We're prepared; the world isn't. Then what?greenspun.com : LUSENET : TimeBomb 2000 (Y2000) Preparation Forum : One Thread
We're prepared. The world isn't. Then what? Let's say that the US and it's people have pretty much done the best they can, food and supplies stocking, new compliant programs in everything possible, we all have extra cash on hand, plenty of water, power plants are generating smoothly and all is pretty much smoothe sailing here in the good'ol U.S. of A. Now, we acknowledge that the rest of the world is pretty much screwing up on preparations for whatever reasons - ignorange, disbelief, lack of money or just don't know about y2k. What likely scenarios and chain of events will play out? Let's leave out really outlandish, though possible actions by untold numbers of lunatics worldwide. I mean, say within 2 - 4 months our gas deliveries will slow to an ants pace, tires will quadruple in price due to rubber problems, many of those cheapo, disposable plastic goods found at Walmarts, K-marts etc. will now begin costing 5 times as much because they will have to be made of real wood and steel, all due to computer related manufacturing and delivery problems in China and Asia. I'm not posing this question rhetorically. I would like those with real knowledge and experience in this area to clue me in. Thanks for your time and thought in responding to this. Johan
-- johan (firstname.lastname@example.org), August 12, 1999
I am not an expert but I don't think there is enough factories left in the US to produce the amount of items we use everyday. Just about all the big name brand companies have moved their factories overseas. I cannot think of any place in the US that makes shoes. I have tried many times to buy only USA shoes, but it is impossible. Our feet may be the cause of the downfall of the US.
-- Carol (email@example.com), August 12, 1999.
The scenario plays quickly to a deep recession or depression. Some foreign factories will come on line, but entire supply chains may have to be recreated...and companies have gone out of business, employees have left for the hinterlands, etc. This is why it could take 10 years or so to recover...
-- Mad Monk (firstname.lastname@example.org), August 12, 1999.
SAS shoes are manufactured in San Antonio, Texas. They are very good shoes but a bit pricey for everyday wear. I must have them so I bought two pair during the week end that the tax moratorium was in effect.
-- Nadine Zint (email@example.com), August 12, 1999.

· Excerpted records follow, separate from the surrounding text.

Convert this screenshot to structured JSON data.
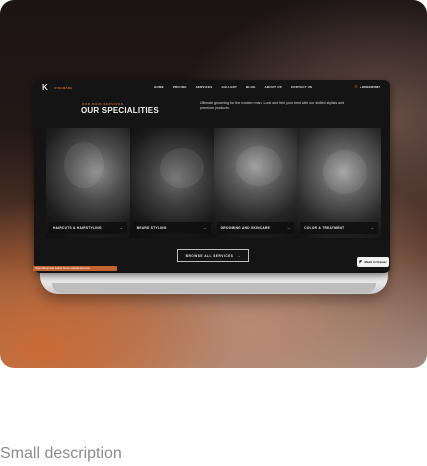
{
  "site": {
    "logo_mark": "K",
    "logo_text": "KINGMADE",
    "nav": [
      "HOME",
      "PRICING",
      "SERVICES",
      "GALLERY",
      "BLOG",
      "ABOUT US",
      "CONTACT US"
    ],
    "phone_icon": "phone-icon",
    "phone": "+18002345687"
  },
  "section": {
    "eyebrow": "OUR MAIN SERVICES",
    "title": "OUR SPECIALITIES",
    "intro": "Ultimate grooming for the modern man. Look and feel your best with our skilled stylists and premium products."
  },
  "services": [
    {
      "label": "HAIRCUTS & HAIRSTYLING",
      "arrow": "→"
    },
    {
      "label": "BEARD STYLING",
      "arrow": "→"
    },
    {
      "label": "GROOMING AND SKINCARE",
      "arrow": "→"
    },
    {
      "label": "COLOR & TREATMENT",
      "arrow": "→"
    }
  ],
  "cta": {
    "label": "BROWSE ALL SERVICES",
    "arrow": "→"
  },
  "badge": {
    "label": "Made in Framer"
  },
  "url": "https://kingmade-barber.framer.website/services",
  "caption": "Small description",
  "colors": {
    "accent": "#c8683a",
    "screen_bg": "#141414"
  }
}
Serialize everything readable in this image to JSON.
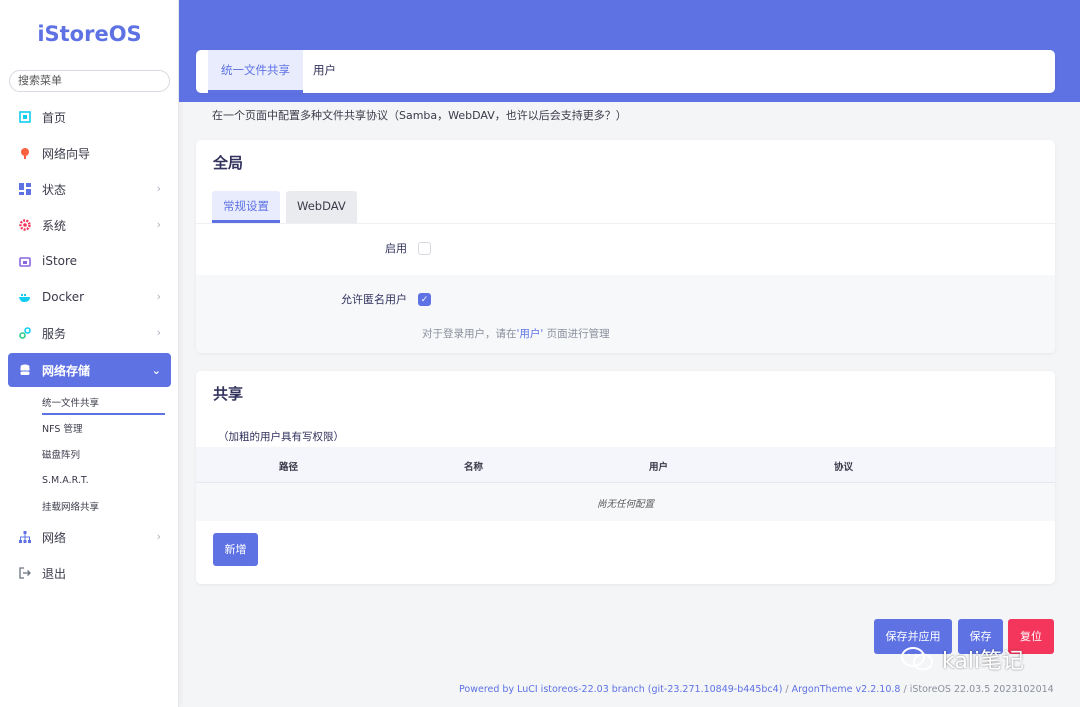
{
  "sidebar": {
    "logo": "iStoreOS",
    "search_placeholder": "搜索菜单",
    "items": [
      {
        "label": "首页",
        "icon": "home-icon"
      },
      {
        "label": "网络向导",
        "icon": "wizard-icon"
      },
      {
        "label": "状态",
        "icon": "dashboard-icon"
      },
      {
        "label": "系统",
        "icon": "gear-icon"
      },
      {
        "label": "iStore",
        "icon": "store-icon"
      },
      {
        "label": "Docker",
        "icon": "docker-icon"
      },
      {
        "label": "服务",
        "icon": "link-icon"
      },
      {
        "label": "网络存储",
        "icon": "database-icon"
      },
      {
        "label": "网络",
        "icon": "network-icon"
      },
      {
        "label": "退出",
        "icon": "logout-icon"
      }
    ],
    "subitems": [
      "统一文件共享",
      "NFS 管理",
      "磁盘阵列",
      "S.M.A.R.T.",
      "挂载网络共享"
    ]
  },
  "tabs": [
    "统一文件共享",
    "用户"
  ],
  "description": "在一个页面中配置多种文件共享协议（Samba，WebDAV，也许以后会支持更多？）",
  "global": {
    "title": "全局",
    "subtabs": [
      "常规设置",
      "WebDAV"
    ],
    "enable_label": "启用",
    "anon_label": "允许匿名用户",
    "hint_prefix": "对于登录用户，请在",
    "hint_link": "'用户'",
    "hint_suffix": "页面进行管理"
  },
  "share": {
    "title": "共享",
    "note": "（加粗的用户具有写权限）",
    "columns": [
      "路径",
      "名称",
      "用户",
      "协议"
    ],
    "empty_text": "尚无任何配置",
    "add_button": "新增"
  },
  "actions": {
    "save_apply": "保存并应用",
    "save": "保存",
    "reset": "复位"
  },
  "footer": {
    "powered": "Powered by LuCI istoreos-22.03 branch (git-23.271.10849-b445bc4)",
    "sep1": " / ",
    "theme": "ArgonTheme v2.2.10.8",
    "sep2": " / ",
    "version": "iStoreOS 22.03.5 2023102014"
  },
  "watermark": "kali笔记",
  "colors": {
    "accent": "#5e72e4",
    "danger": "#f5365c"
  }
}
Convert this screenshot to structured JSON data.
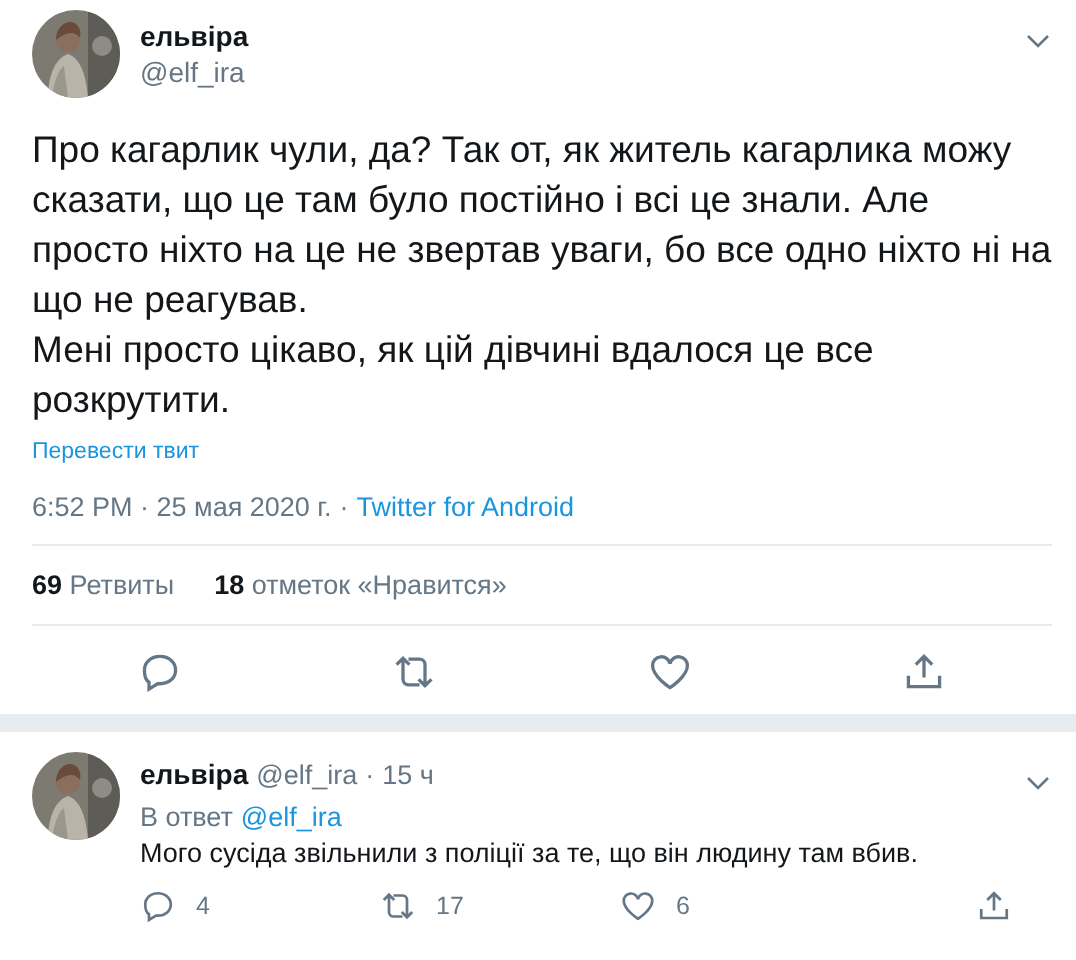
{
  "tweet": {
    "author": {
      "name": "ельвіра",
      "handle": "@elf_ira"
    },
    "paragraphs": [
      "Про кагарлик чули, да? Так от, як житель кагарлика можу сказати, що це там було постійно і всі це знали. Але просто ніхто на це не звертав уваги, бо все одно ніхто ні на що не реагував.",
      "Мені просто цікаво, як цій дівчині вдалося це все розкрутити."
    ],
    "translate_link": "Перевести твит",
    "timestamp": "6:52 PM · 25 мая 2020 г.",
    "separator": "·",
    "source": "Twitter for Android",
    "stats": [
      {
        "count": "69",
        "label": "Ретвиты"
      },
      {
        "count": "18",
        "label": "отметок «Нравится»"
      }
    ]
  },
  "reply": {
    "author": {
      "name": "ельвіра",
      "handle": "@elf_ira"
    },
    "separator": "·",
    "time": "15 ч",
    "reply_to_label": "В ответ",
    "reply_to_handle": "@elf_ira",
    "text": "Мого сусіда звільнили з поліції за те, що він людину там вбив.",
    "actions": [
      {
        "kind": "reply",
        "count": "4"
      },
      {
        "kind": "retweet",
        "count": "17"
      },
      {
        "kind": "like",
        "count": "6"
      },
      {
        "kind": "share"
      }
    ]
  }
}
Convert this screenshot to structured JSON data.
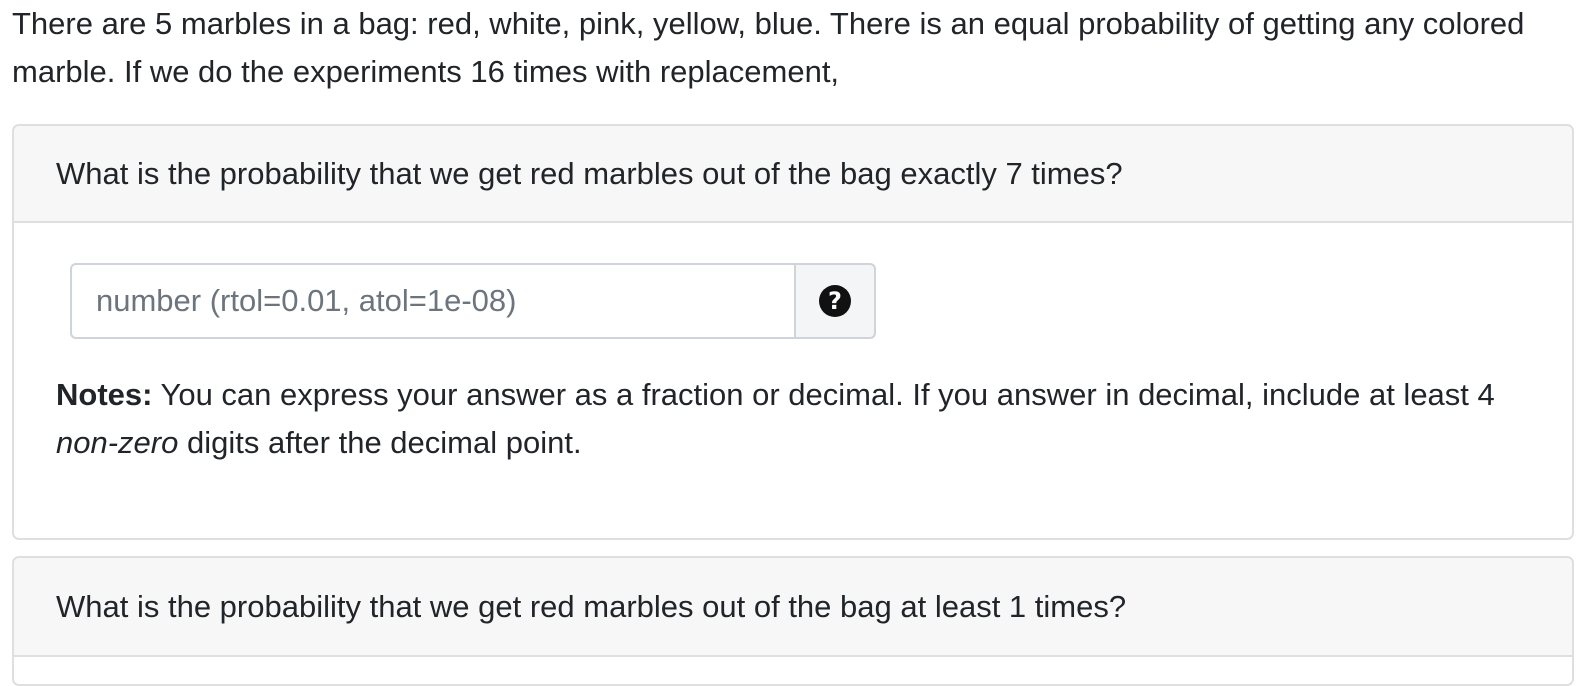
{
  "intro": {
    "text": "There are 5 marbles in a bag: red, white, pink, yellow, blue. There is an equal probability of getting any colored marble. If we do the experiments 16 times with replacement,"
  },
  "questions": [
    {
      "prompt": "What is the probability that we get red marbles out of the bag exactly 7 times?",
      "input_placeholder": "number (rtol=0.01, atol=1e-08)",
      "input_value": "",
      "help_icon": "question-circle-icon",
      "notes_label": "Notes:",
      "notes_text_1": " You can express your answer as a fraction or decimal. If you answer in decimal, include at least 4 ",
      "notes_emphasis": "non-zero",
      "notes_text_2": " digits after the decimal point."
    },
    {
      "prompt": "What is the probability that we get red marbles out of the bag at least 1 times?"
    }
  ]
}
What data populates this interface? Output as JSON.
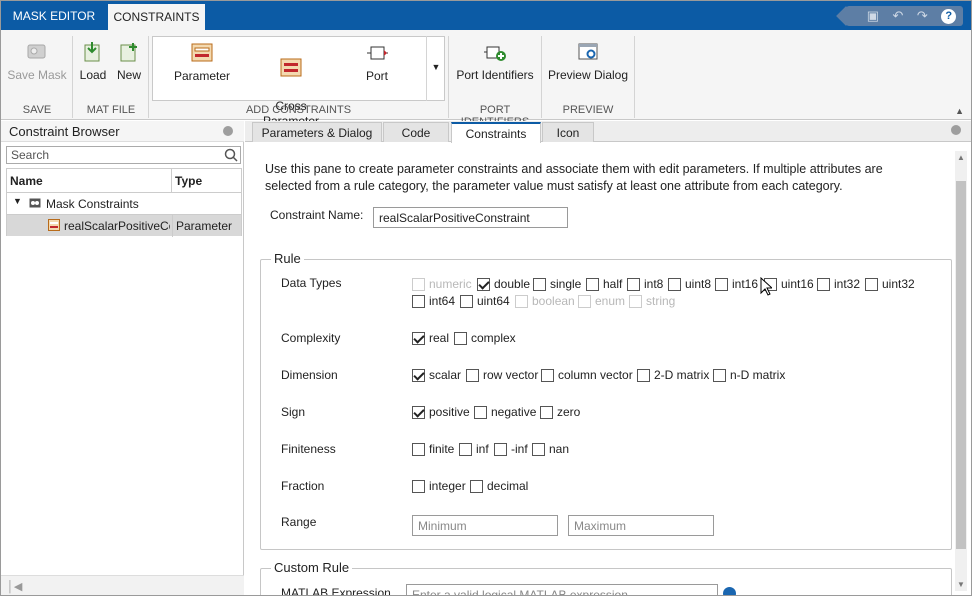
{
  "title_tabs": [
    {
      "label": "MASK EDITOR"
    },
    {
      "label": "CONSTRAINTS"
    }
  ],
  "quick_access": {
    "save_icon": "save-icon",
    "undo_icon": "undo-icon",
    "redo_icon": "redo-icon",
    "help_label": "?"
  },
  "ribbon": {
    "save_mask": "Save Mask",
    "load": "Load",
    "new": "New",
    "parameter": "Parameter",
    "cross_parameter": "Cross\nParameter",
    "port": "Port",
    "port_identifiers": "Port Identifiers",
    "preview_dialog": "Preview Dialog",
    "groups": {
      "save": "SAVE",
      "mat_file": "MAT FILE",
      "add_constraints": "ADD CONSTRAINTS",
      "port_identifiers": "PORT IDENTIFIERS",
      "preview": "PREVIEW"
    }
  },
  "browser": {
    "title": "Constraint Browser",
    "search_placeholder": "Search",
    "columns": [
      "Name",
      "Type"
    ],
    "root": "Mask Constraints",
    "rows": [
      {
        "name": "realScalarPositiveCo",
        "type": "Parameter"
      }
    ]
  },
  "main_tabs": [
    "Parameters & Dialog",
    "Code",
    "Constraints",
    "Icon"
  ],
  "description": "Use this pane to create parameter constraints and associate them with edit parameters. If multiple attributes are selected from a rule category, the parameter value must satisfy at least one attribute from each category.",
  "constraint_name_label": "Constraint Name:",
  "constraint_name_value": "realScalarPositiveConstraint",
  "rule": {
    "legend": "Rule",
    "data_types_label": "Data Types",
    "data_types": [
      {
        "label": "numeric",
        "checked": false,
        "disabled": true
      },
      {
        "label": "double",
        "checked": true,
        "disabled": false
      },
      {
        "label": "single",
        "checked": false,
        "disabled": false
      },
      {
        "label": "half",
        "checked": false,
        "disabled": false
      },
      {
        "label": "int8",
        "checked": false,
        "disabled": false
      },
      {
        "label": "uint8",
        "checked": false,
        "disabled": false
      },
      {
        "label": "int16",
        "checked": false,
        "disabled": false
      },
      {
        "label": "uint16",
        "checked": false,
        "disabled": false
      },
      {
        "label": "int32",
        "checked": false,
        "disabled": false
      },
      {
        "label": "uint32",
        "checked": false,
        "disabled": false
      },
      {
        "label": "int64",
        "checked": false,
        "disabled": false
      },
      {
        "label": "uint64",
        "checked": false,
        "disabled": false
      },
      {
        "label": "boolean",
        "checked": false,
        "disabled": true
      },
      {
        "label": "enum",
        "checked": false,
        "disabled": true
      },
      {
        "label": "string",
        "checked": false,
        "disabled": true
      }
    ],
    "complexity_label": "Complexity",
    "complexity": [
      {
        "label": "real",
        "checked": true
      },
      {
        "label": "complex",
        "checked": false
      }
    ],
    "dimension_label": "Dimension",
    "dimension": [
      {
        "label": "scalar",
        "checked": true
      },
      {
        "label": "row vector",
        "checked": false
      },
      {
        "label": "column vector",
        "checked": false
      },
      {
        "label": "2-D matrix",
        "checked": false
      },
      {
        "label": "n-D matrix",
        "checked": false
      }
    ],
    "sign_label": "Sign",
    "sign": [
      {
        "label": "positive",
        "checked": true
      },
      {
        "label": "negative",
        "checked": false
      },
      {
        "label": "zero",
        "checked": false
      }
    ],
    "finiteness_label": "Finiteness",
    "finiteness": [
      {
        "label": "finite",
        "checked": false
      },
      {
        "label": "inf",
        "checked": false
      },
      {
        "label": "-inf",
        "checked": false
      },
      {
        "label": "nan",
        "checked": false
      }
    ],
    "fraction_label": "Fraction",
    "fraction": [
      {
        "label": "integer",
        "checked": false
      },
      {
        "label": "decimal",
        "checked": false
      }
    ],
    "range_label": "Range",
    "range_min_placeholder": "Minimum",
    "range_max_placeholder": "Maximum"
  },
  "custom_rule": {
    "legend": "Custom Rule",
    "matlab_label": "MATLAB Expression",
    "matlab_placeholder": "Enter a valid logical MATLAB expression"
  }
}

In your scenario you have the majority of people in the US prepared. I think that is probably not the case. I only recently 'got it' and have been having a hard time coming up with time, money, energy and solutions to prepare. And I have at least a basic (although recent) understanding of the problem. Most of the US population is not thinking about y2k or thinking about it in terms of the 'big picture.' I know because 6 weeks ago, that was me.
In your scenario, things will be bad. Recent discussions on these forums have also talked about prescription drugs being manufactured overseas. Distruptions in transportation will impact on shipping supplies. I can't even really begin to address the problems. But I believe that in your scenario things will turn out better than in reality because in your scenario you have stated "let's say that the US and its people have pretty much done the best they can." I don't think we have.
-- winter wondering (firstname.lastname@example.org), August 12, 1999.
Can you say "NAFTA"......????....Or the bottom line ???
-- Richard (Kingrz@webtv.net), August 12, 1999.
New Balance manufactures 40% of its current production in the US. (three plants in Maine, one in Boston) Another 30% is "Made in the USA with foreign and domestic components "
-- ExCop (email@example.com), August 18, 1999.